Family Risks

About 75% of patients with colorectal cancer (CRC) have sporadic disease with no apparent evidence of having inherited the disorder. The remaining 25% of patients have a family history of CRC that suggests a hereditary link. Genetic mutations have been identified as the cause of inherited cancer risk in some colon cancer–prone families; these mutations are estimated to account for only 5% to 6% of CRC cases overall. It is likely that other undiscovered genes and background genetic factors contribute to the development of familial CRC in conjunction with non-genetic risk factors.

Previous History of Cancer

  • Individuals who have previously been diagnosed and treated for CRC are at risk of developing CRC in the future
  • Women who have had cancer of the ovary, uterus, or breast are also at a higher risk of developing the disease 

Hereditary Risk of CRC

Family history of CRC especially in a close relative diagnosed before the age of 45 or multiple relatives affected by the disease. 
The Amsterdam II clinical criteria has been develop to assist clinicians to identify a potential family history:-
3 or more relatives with an associated cancer (colorectal cancer, or cancer of the endometrium, small intestine, ureter or renal pelvis)
2 or more successive generations affected
1 or more relatives diagnosed before the age of 50 years - 1 should be a first-degree relative of the other two
Familial adenomatous polyposis (FAP) should be excluded in cases of colorectal carcinoma

Familial adenomatous polyposis (FAP) is an inherited condition in which numerous polyps form mainly in the epithelium of the large intestine. While these polyps start out benign, malignant transformation into colon cancer occurs when not treated.  FAP carries a near 100% risk of developing colorectal cancer by the age of 40 if untreated however it is a relatively rare condition. FAP can have different inheritance patterns and different genetic causes. Because of the genetic nature of FAP, polyposis registries have been developed around the world. The purpose of these registries is to increase knowledge about the transmissibility of FAP, but also to document, track, and notify family members of affected individuals

Hereditary nonpolyposis colorectal cancer (HNPCC) or Lynch syndrome
Lynch syndrome is an inherited condition that increases your risk of developing CRC and other cancers. It is also known as hereditary nonpolyposis colorectal cancer (HNPCC).Lynch syndrome is the most common of inherited conditions and it is estimated that about 3 out of every 100 colon cancers are caused by Lynch syndrome.
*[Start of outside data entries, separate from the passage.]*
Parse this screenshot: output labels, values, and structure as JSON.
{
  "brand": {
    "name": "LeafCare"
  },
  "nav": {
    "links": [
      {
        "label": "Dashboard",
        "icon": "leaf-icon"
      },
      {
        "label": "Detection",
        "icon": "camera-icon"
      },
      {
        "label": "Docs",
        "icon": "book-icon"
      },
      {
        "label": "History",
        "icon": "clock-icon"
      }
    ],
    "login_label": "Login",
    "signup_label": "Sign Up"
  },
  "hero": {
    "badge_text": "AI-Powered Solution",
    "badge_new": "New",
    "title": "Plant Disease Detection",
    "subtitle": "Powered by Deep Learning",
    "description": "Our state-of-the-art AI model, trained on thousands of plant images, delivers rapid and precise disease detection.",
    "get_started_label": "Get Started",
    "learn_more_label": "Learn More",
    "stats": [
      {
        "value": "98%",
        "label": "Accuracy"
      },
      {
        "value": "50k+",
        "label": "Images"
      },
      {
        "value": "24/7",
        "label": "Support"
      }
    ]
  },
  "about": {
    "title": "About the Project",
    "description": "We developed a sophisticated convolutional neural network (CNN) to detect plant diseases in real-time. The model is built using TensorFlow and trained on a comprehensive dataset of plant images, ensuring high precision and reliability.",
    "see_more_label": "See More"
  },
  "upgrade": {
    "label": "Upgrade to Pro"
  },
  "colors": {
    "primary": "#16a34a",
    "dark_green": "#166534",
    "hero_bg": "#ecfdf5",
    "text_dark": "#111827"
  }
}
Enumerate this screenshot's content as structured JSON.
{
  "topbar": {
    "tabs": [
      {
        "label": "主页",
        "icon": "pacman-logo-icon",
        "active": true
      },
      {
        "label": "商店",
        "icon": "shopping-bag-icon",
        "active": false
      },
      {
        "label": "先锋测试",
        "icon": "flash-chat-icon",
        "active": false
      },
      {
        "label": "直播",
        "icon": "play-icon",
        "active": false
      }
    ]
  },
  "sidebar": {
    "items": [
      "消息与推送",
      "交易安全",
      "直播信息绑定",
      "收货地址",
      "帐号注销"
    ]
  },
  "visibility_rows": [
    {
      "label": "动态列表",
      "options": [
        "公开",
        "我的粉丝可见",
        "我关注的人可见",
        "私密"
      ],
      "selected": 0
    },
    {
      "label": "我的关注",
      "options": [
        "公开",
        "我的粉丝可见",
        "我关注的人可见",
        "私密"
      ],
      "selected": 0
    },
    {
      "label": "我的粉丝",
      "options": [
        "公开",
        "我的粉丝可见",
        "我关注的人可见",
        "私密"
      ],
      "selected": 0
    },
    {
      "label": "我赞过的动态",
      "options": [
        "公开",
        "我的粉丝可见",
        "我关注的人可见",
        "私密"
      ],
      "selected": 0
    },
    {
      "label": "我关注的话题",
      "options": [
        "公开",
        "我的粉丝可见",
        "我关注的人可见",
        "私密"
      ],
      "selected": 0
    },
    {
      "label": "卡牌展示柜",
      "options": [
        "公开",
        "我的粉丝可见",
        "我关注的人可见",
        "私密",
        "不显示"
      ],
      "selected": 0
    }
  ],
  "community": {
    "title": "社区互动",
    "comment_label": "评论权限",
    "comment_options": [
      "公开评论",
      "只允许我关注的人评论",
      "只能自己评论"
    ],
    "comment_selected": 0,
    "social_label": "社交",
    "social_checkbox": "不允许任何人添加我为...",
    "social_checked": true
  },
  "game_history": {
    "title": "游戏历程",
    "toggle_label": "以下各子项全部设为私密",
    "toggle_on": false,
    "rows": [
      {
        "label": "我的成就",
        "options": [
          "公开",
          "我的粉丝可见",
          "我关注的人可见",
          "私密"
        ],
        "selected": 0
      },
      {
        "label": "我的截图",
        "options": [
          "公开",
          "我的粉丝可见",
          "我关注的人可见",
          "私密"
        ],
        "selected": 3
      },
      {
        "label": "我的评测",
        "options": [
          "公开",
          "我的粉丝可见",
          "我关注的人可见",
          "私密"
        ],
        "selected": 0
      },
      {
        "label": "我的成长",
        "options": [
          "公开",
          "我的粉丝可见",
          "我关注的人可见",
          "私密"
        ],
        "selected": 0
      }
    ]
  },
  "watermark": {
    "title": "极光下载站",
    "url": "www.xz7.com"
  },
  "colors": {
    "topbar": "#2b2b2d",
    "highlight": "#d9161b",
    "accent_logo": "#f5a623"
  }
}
Families that have Lynch syndrome usually have more cases of CRC than would normally be expected. Lynch syndrome also causes CRC to occur at an earlier age than it might do otherwise



Family Risks